### YOUR INSTRUCTIONS
Each record below must be returned exactly, with no line left out.

━━━

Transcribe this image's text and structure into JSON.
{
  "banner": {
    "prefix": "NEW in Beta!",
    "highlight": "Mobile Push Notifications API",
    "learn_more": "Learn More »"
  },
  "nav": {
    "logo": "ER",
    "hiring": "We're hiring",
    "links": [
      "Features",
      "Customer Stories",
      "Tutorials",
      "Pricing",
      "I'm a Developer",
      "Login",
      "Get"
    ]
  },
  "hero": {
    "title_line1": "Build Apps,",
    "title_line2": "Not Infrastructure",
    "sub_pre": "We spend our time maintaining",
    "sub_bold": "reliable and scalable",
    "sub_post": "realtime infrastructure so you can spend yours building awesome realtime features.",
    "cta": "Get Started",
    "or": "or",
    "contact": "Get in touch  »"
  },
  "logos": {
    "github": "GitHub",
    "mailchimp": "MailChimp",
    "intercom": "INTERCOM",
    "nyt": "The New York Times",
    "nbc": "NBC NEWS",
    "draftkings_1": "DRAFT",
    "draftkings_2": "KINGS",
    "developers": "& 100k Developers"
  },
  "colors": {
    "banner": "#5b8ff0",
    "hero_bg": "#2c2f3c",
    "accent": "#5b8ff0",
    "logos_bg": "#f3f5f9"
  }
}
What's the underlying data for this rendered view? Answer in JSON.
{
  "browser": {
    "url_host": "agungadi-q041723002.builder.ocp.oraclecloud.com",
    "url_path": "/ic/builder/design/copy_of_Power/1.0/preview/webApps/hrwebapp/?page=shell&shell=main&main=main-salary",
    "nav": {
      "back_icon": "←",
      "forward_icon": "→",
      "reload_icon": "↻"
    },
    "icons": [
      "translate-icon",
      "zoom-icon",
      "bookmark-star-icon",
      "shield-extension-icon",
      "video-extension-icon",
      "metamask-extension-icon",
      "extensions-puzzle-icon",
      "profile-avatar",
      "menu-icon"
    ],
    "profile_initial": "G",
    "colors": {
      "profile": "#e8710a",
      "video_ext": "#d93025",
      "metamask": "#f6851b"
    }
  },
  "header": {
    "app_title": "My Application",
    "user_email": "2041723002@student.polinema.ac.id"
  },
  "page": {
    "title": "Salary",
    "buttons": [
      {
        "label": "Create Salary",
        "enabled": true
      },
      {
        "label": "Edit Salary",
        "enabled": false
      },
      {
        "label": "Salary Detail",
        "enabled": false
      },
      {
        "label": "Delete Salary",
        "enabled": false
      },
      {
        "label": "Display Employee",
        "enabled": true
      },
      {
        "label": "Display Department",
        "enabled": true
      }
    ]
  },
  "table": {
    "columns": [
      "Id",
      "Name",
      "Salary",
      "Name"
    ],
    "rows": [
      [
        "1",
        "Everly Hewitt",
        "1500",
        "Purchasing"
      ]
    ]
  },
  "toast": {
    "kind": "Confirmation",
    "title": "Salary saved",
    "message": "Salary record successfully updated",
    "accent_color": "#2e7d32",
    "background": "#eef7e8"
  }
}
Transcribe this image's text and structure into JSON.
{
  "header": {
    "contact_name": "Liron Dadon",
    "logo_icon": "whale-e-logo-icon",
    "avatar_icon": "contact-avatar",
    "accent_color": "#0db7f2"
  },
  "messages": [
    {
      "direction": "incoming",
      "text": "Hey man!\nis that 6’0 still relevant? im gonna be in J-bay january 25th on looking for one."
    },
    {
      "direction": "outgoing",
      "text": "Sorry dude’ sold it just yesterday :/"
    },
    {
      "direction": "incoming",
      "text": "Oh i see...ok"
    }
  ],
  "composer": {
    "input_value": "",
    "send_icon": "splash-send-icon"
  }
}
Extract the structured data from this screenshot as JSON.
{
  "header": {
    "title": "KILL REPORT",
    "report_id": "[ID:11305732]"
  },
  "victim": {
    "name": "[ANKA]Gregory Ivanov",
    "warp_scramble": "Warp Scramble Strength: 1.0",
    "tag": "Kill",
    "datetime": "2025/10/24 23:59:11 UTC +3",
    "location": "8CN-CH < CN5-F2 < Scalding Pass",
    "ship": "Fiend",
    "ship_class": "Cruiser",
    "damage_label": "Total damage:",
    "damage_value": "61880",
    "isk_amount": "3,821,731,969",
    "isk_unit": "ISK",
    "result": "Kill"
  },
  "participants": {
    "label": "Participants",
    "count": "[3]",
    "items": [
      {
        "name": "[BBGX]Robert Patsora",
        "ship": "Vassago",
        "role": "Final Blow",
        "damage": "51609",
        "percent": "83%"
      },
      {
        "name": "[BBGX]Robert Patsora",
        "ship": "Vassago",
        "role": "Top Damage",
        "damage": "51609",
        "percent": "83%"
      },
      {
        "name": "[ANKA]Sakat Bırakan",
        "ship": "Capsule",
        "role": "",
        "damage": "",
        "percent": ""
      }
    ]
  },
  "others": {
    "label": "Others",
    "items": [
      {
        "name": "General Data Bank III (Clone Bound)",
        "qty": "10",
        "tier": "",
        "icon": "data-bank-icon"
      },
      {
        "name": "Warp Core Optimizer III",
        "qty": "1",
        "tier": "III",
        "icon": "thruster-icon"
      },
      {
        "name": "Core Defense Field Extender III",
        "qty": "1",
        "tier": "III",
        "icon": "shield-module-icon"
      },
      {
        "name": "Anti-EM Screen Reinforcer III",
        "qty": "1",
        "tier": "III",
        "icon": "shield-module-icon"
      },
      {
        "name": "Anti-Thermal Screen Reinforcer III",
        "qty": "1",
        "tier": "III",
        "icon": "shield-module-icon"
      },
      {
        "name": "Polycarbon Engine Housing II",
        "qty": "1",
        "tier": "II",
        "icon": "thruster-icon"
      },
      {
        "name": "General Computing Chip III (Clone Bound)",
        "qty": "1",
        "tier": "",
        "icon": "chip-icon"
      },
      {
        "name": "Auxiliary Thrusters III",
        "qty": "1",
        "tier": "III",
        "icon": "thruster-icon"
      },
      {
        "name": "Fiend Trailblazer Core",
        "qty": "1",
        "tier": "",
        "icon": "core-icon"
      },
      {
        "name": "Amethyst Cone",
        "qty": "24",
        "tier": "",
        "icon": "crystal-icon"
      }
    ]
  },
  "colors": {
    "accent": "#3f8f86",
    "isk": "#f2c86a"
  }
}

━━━

### EXERCISE ANSWER
Transcribe this image's text and structure into JSON.
{
  "banner": {
    "prefix": "NEW in Beta!",
    "highlight": "Mobile Push Notifications API",
    "learn_more": "Learn More »"
  },
  "nav": {
    "logo": "ER",
    "hiring": "We're hiring",
    "links": [
      "Features",
      "Customer Stories",
      "Tutorials",
      "Pricing",
      "I'm a Developer",
      "Login",
      "Get"
    ]
  },
  "hero": {
    "title_line1": "Build Apps,",
    "title_line2": "Not Infrastructure",
    "sub_pre": "We spend our time maintaining",
    "sub_bold": "reliable and scalable",
    "sub_post": "realtime infrastructure so you can spend yours building awesome realtime features.",
    "cta": "Get Started",
    "or": "or",
    "contact": "Get in touch  »"
  },
  "logos": {
    "github": "GitHub",
    "mailchimp": "MailChimp",
    "intercom": "INTERCOM",
    "nyt": "The New York Times",
    "nbc": "NBC NEWS",
    "draftkings_1": "DRAFT",
    "draftkings_2": "KINGS",
    "developers": "& 100k Developers"
  },
  "colors": {
    "banner": "#5b8ff0",
    "hero_bg": "#2c2f3c",
    "accent": "#5b8ff0",
    "logos_bg": "#f3f5f9"
  }
}
What's the underlying data for this rendered view? Answer in JSON.
{
  "browser": {
    "url_host": "agungadi-q041723002.builder.ocp.oraclecloud.com",
    "url_path": "/ic/builder/design/copy_of_Power/1.0/preview/webApps/hrwebapp/?page=shell&shell=main&main=main-salary",
    "nav": {
      "back_icon": "←",
      "forward_icon": "→",
      "reload_icon": "↻"
    },
    "icons": [
      "translate-icon",
      "zoom-icon",
      "bookmark-star-icon",
      "shield-extension-icon",
      "video-extension-icon",
      "metamask-extension-icon",
      "extensions-puzzle-icon",
      "profile-avatar",
      "menu-icon"
    ],
    "profile_initial": "G",
    "colors": {
      "profile": "#e8710a",
      "video_ext": "#d93025",
      "metamask": "#f6851b"
    }
  },
  "header": {
    "app_title": "My Application",
    "user_email": "2041723002@student.polinema.ac.id"
  },
  "page": {
    "title": "Salary",
    "buttons": [
      {
        "label": "Create Salary",
        "enabled": true
      },
      {
        "label": "Edit Salary",
        "enabled": false
      },
      {
        "label": "Salary Detail",
        "enabled": false
      },
      {
        "label": "Delete Salary",
        "enabled": false
      },
      {
        "label": "Display Employee",
        "enabled": true
      },
      {
        "label": "Display Department",
        "enabled": true
      }
    ]
  },
  "table": {
    "columns": [
      "Id",
      "Name",
      "Salary",
      "Name"
    ],
    "rows": [
      [
        "1",
        "Everly Hewitt",
        "1500",
        "Purchasing"
      ]
    ]
  },
  "toast": {
    "kind": "Confirmation",
    "title": "Salary saved",
    "message": "Salary record successfully updated",
    "accent_color": "#2e7d32",
    "background": "#eef7e8"
  }
}
Transcribe this image's text and structure into JSON.
{
  "header": {
    "contact_name": "Liron Dadon",
    "logo_icon": "whale-e-logo-icon",
    "avatar_icon": "contact-avatar",
    "accent_color": "#0db7f2"
  },
  "messages": [
    {
      "direction": "incoming",
      "text": "Hey man!\nis that 6’0 still relevant? im gonna be in J-bay january 25th on looking for one."
    },
    {
      "direction": "outgoing",
      "text": "Sorry dude’ sold it just yesterday :/"
    },
    {
      "direction": "incoming",
      "text": "Oh i see...ok"
    }
  ],
  "composer": {
    "input_value": "",
    "send_icon": "splash-send-icon"
  }
}
Extract the structured data from this screenshot as JSON.
{
  "header": {
    "title": "KILL REPORT",
    "report_id": "[ID:11305732]"
  },
  "victim": {
    "name": "[ANKA]Gregory Ivanov",
    "warp_scramble": "Warp Scramble Strength: 1.0",
    "tag": "Kill",
    "datetime": "2025/10/24 23:59:11 UTC +3",
    "location": "8CN-CH < CN5-F2 < Scalding Pass",
    "ship": "Fiend",
    "ship_class": "Cruiser",
    "damage_label": "Total damage:",
    "damage_value": "61880",
    "isk_amount": "3,821,731,969",
    "isk_unit": "ISK",
    "result": "Kill"
  },
  "participants": {
    "label": "Participants",
    "count": "[3]",
    "items": [
      {
        "name": "[BBGX]Robert Patsora",
        "ship": "Vassago",
        "role": "Final Blow",
        "damage": "51609",
        "percent": "83%"
      },
      {
        "name": "[BBGX]Robert Patsora",
        "ship": "Vassago",
        "role": "Top Damage",
        "damage": "51609",
        "percent": "83%"
      },
      {
        "name": "[ANKA]Sakat Bırakan",
        "ship": "Capsule",
        "role": "",
        "damage": "",
        "percent": ""
      }
    ]
  },
  "others": {
    "label": "Others",
    "items": [
      {
        "name": "General Data Bank III (Clone Bound)",
        "qty": "10",
        "tier": "",
        "icon": "data-bank-icon"
      },
      {
        "name": "Warp Core Optimizer III",
        "qty": "1",
        "tier": "III",
        "icon": "thruster-icon"
      },
      {
        "name": "Core Defense Field Extender III",
        "qty": "1",
        "tier": "III",
        "icon": "shield-module-icon"
      },
      {
        "name": "Anti-EM Screen Reinforcer III",
        "qty": "1",
        "tier": "III",
        "icon": "shield-module-icon"
      },
      {
        "name": "Anti-Thermal Screen Reinforcer III",
        "qty": "1",
        "tier": "III",
        "icon": "shield-module-icon"
      },
      {
        "name": "Polycarbon Engine Housing II",
        "qty": "1",
        "tier": "II",
        "icon": "thruster-icon"
      },
      {
        "name": "General Computing Chip III (Clone Bound)",
        "qty": "1",
        "tier": "",
        "icon": "chip-icon"
      },
      {
        "name": "Auxiliary Thrusters III",
        "qty": "1",
        "tier": "III",
        "icon": "thruster-icon"
      },
      {
        "name": "Fiend Trailblazer Core",
        "qty": "1",
        "tier": "",
        "icon": "core-icon"
      },
      {
        "name": "Amethyst Cone",
        "qty": "24",
        "tier": "",
        "icon": "crystal-icon"
      }
    ]
  },
  "colors": {
    "accent": "#3f8f86",
    "isk": "#f2c86a"
  }
}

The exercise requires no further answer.